INPUT MATERIAL

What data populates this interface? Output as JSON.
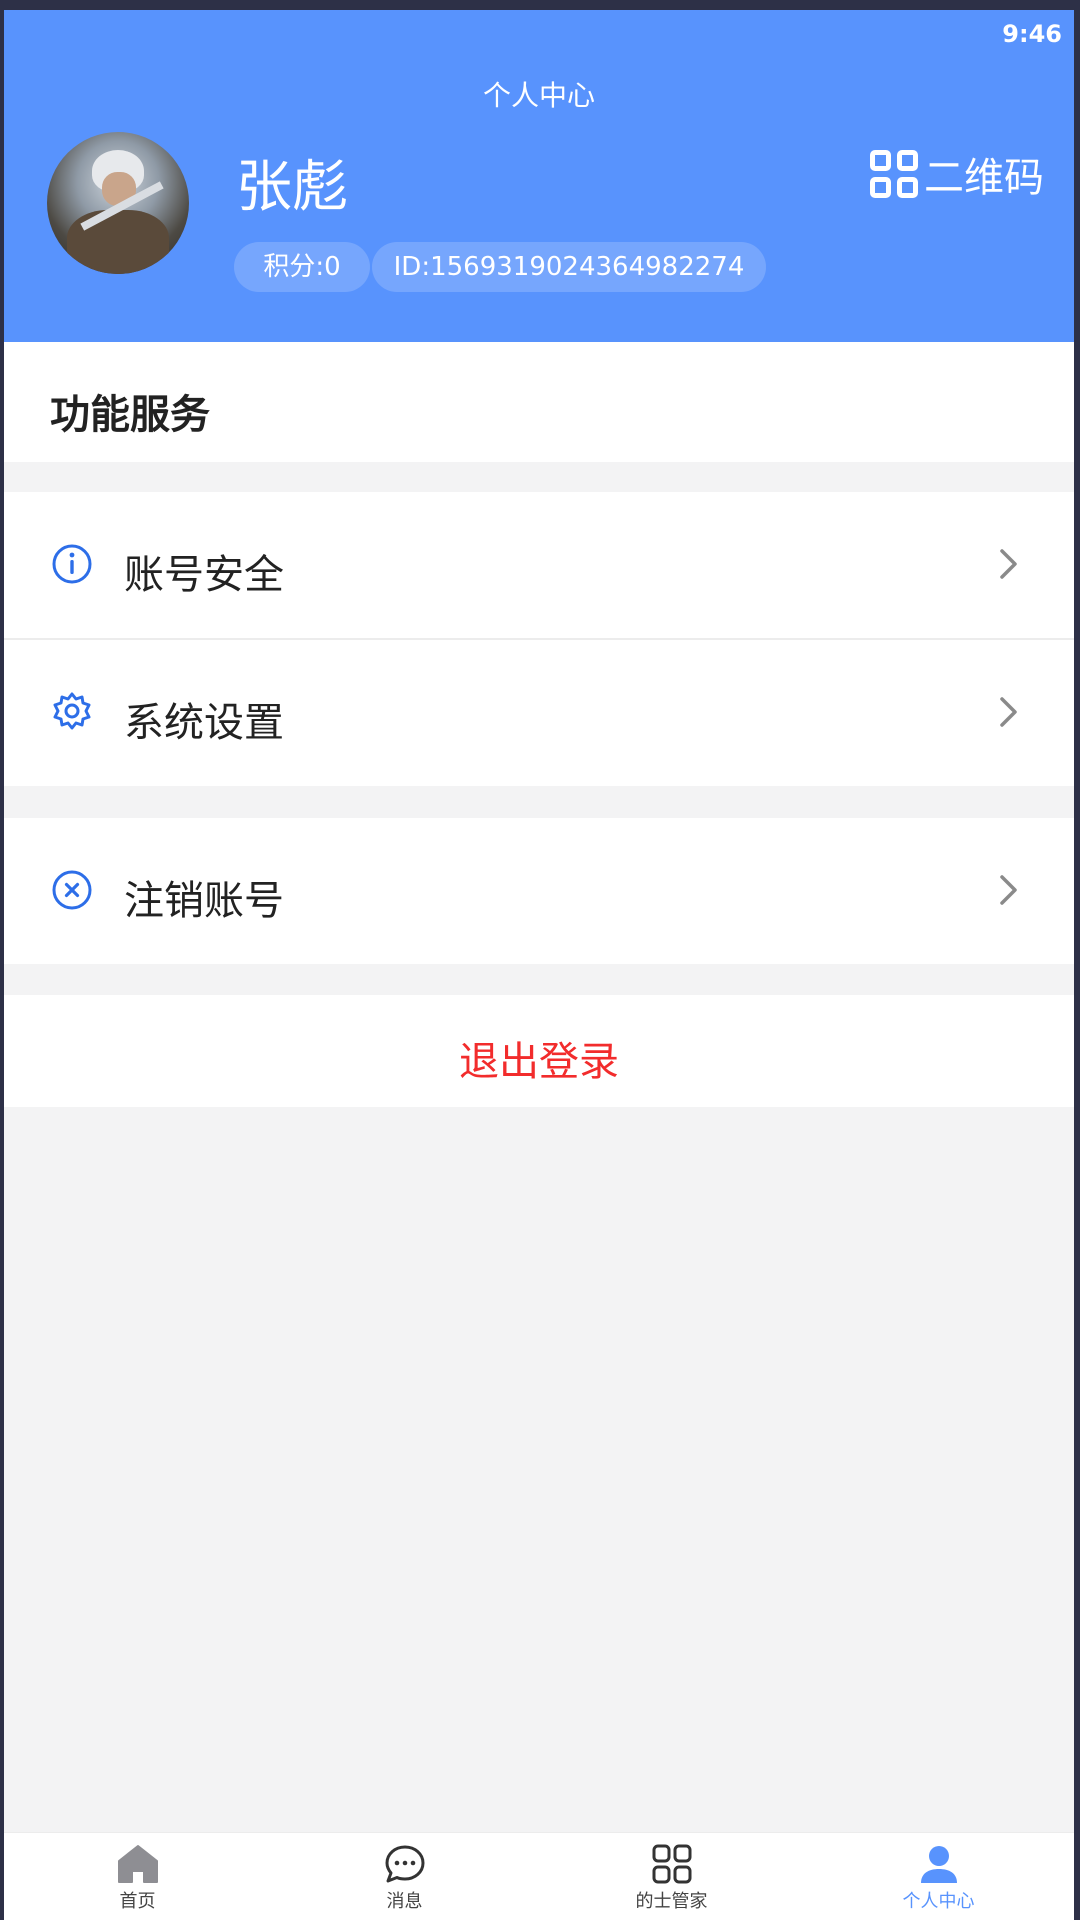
{
  "status_bar": {
    "time": "9:46"
  },
  "header": {
    "title": "个人中心",
    "user_name": "张彪",
    "points": "积分:0",
    "user_id": "ID:1569319024364982274",
    "qr_label": "二维码"
  },
  "section": {
    "title": "功能服务"
  },
  "menu": [
    {
      "label": "账号安全",
      "icon": "info-icon"
    },
    {
      "label": "系统设置",
      "icon": "gear-icon"
    },
    {
      "label": "注销账号",
      "icon": "close-circle-icon"
    }
  ],
  "logout": {
    "label": "退出登录"
  },
  "tabbar": [
    {
      "label": "首页",
      "icon": "home-icon",
      "active": false
    },
    {
      "label": "消息",
      "icon": "message-icon",
      "active": false
    },
    {
      "label": "的士管家",
      "icon": "grid-icon",
      "active": false
    },
    {
      "label": "个人中心",
      "icon": "user-icon",
      "active": true
    }
  ],
  "colors": {
    "header_bg": "#5893fd",
    "accent": "#5893fd",
    "icon_blue": "#2d6ee8",
    "logout_red": "#f22c2c",
    "page_bg": "#f3f3f4"
  }
}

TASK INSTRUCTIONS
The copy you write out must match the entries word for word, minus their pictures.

YOUR RESPONSE
What data populates this interface? Output as JSON.
{
  "status_bar": {
    "time": "9:46"
  },
  "header": {
    "title": "个人中心",
    "user_name": "张彪",
    "points": "积分:0",
    "user_id": "ID:1569319024364982274",
    "qr_label": "二维码"
  },
  "section": {
    "title": "功能服务"
  },
  "menu": [
    {
      "label": "账号安全",
      "icon": "info-icon"
    },
    {
      "label": "系统设置",
      "icon": "gear-icon"
    },
    {
      "label": "注销账号",
      "icon": "close-circle-icon"
    }
  ],
  "logout": {
    "label": "退出登录"
  },
  "tabbar": [
    {
      "label": "首页",
      "icon": "home-icon",
      "active": false
    },
    {
      "label": "消息",
      "icon": "message-icon",
      "active": false
    },
    {
      "label": "的士管家",
      "icon": "grid-icon",
      "active": false
    },
    {
      "label": "个人中心",
      "icon": "user-icon",
      "active": true
    }
  ],
  "colors": {
    "header_bg": "#5893fd",
    "accent": "#5893fd",
    "icon_blue": "#2d6ee8",
    "logout_red": "#f22c2c",
    "page_bg": "#f3f3f4"
  }
}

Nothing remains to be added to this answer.